- Learn songs off by heart and know what each word means.
- Select texts that interest you, looking up unknown words. Try learning the text. Try translating the text into your own language and back again (as suggested in Assimil courses and by Luca).
- Speak words you want to learn onto a sound file/video and listen to it. Use pre-recorded examples too where possible.
- Listen to the radio, TV, people talking and try to write down words you don’t know that you hear a lot. Then look them up in the dictionary and try to figure out the meaning of things. If you hear them a lot anyway, that repetition will help the word to sink in.
- When you read anything in the language that you don’t understand, look up the meaning and write it down. Revisit the words often and see if you can spot them elsewhere and perhaps related words too.
One thing is true for all of the techniques you can use to remember vocabulary. You need to hear or see a word a lot to remember it and make it part of your active vocabulary (that is to say a word you can use and not just recognise and understand). Some words will be easier than other to learn. These words tend to be words that are cognates (with similar variations in the language(s) you already speak) or they could be words that stick out because they are funny (like my Turkish example above).
If you find you are having trouble remembering a word because it is just not memorable, you can try some memory tricks to make it work for you. Think of a funny story connected to the sound of the word. For example, one word for “strange” in Turkish is “tuhaf”. If you say it out loud it sounds like “to have” in English, so I remember it by saying to myself, “It’s strange tuhaf this word for “strange” in Turkish”.
Testing yourself on vocab is a great way to see how you are getting on with it. Rosetta Stone and many other applications have made a lot of money using these repeated tests for memorising words and phrases. They are based on a simple quiz of words seen. You can do this the old-fashioned way by writing down the vocab you want to learn on one side of a piece of paper (or flash card) and the translation on the other side. Start by going through the target language and see if you can translate the word. When you can do that, then look at the translation and see if you can translate back into the target language. You will need to repeat this a lot to get them all in your head.
I keep forgetting words? Why?
You’re human. I do too. 🙂
If you remembered everything you had ever seen or heard, you’d be something to be studied. Seriously, don’t put pressure on yourself with unrealistic expectations. Learn what you can and keep repeating things.
It’s not your age either…
Kids are not the sponges people portray them as being. My daughter is considered good with her languages by her teachers, but she needs to have things repeats millions of times before she remembers them! 🙂 The difference is that kids don’t give up learning their languages because they find it hard to progress. They have to carry on (as did we) to become a fully functional adult in society. This is down to repeating the same words and patterns over and over again and trying them out with people daily.

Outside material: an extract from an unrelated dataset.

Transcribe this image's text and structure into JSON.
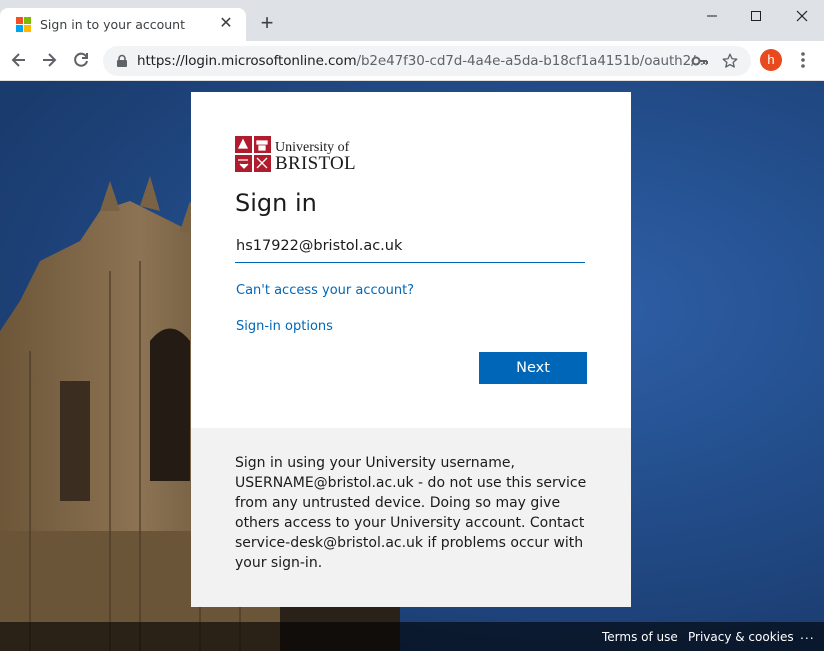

How many times have you heard a native say, “you know…that thingy…what’s it called? “ . It happens to us all to a greater or lesser degree, you’re completely normal if you forget things! 🙂
I always feel more comfortable when I start using words I have studied in real conversations or in my writing. You can challenge yourself to use certain areas of vocabulary in your own life. This works with grammar too. You need to come out of your comfort zone for this, but it is definitely worth it! If you make a mistake, get a word wrong or if you are not understood – laugh! You will have learnt how not to say it and it’s a lesson learnt for next time! 😀
How do you learn words best? What experiences have you had in doing it? Have you got any funny words you have confused? Or is there a word that sticks out to you in a language like “ufuk” in Turkish does for me?
Categorised in: Language Learning Tips
This post was written by Richard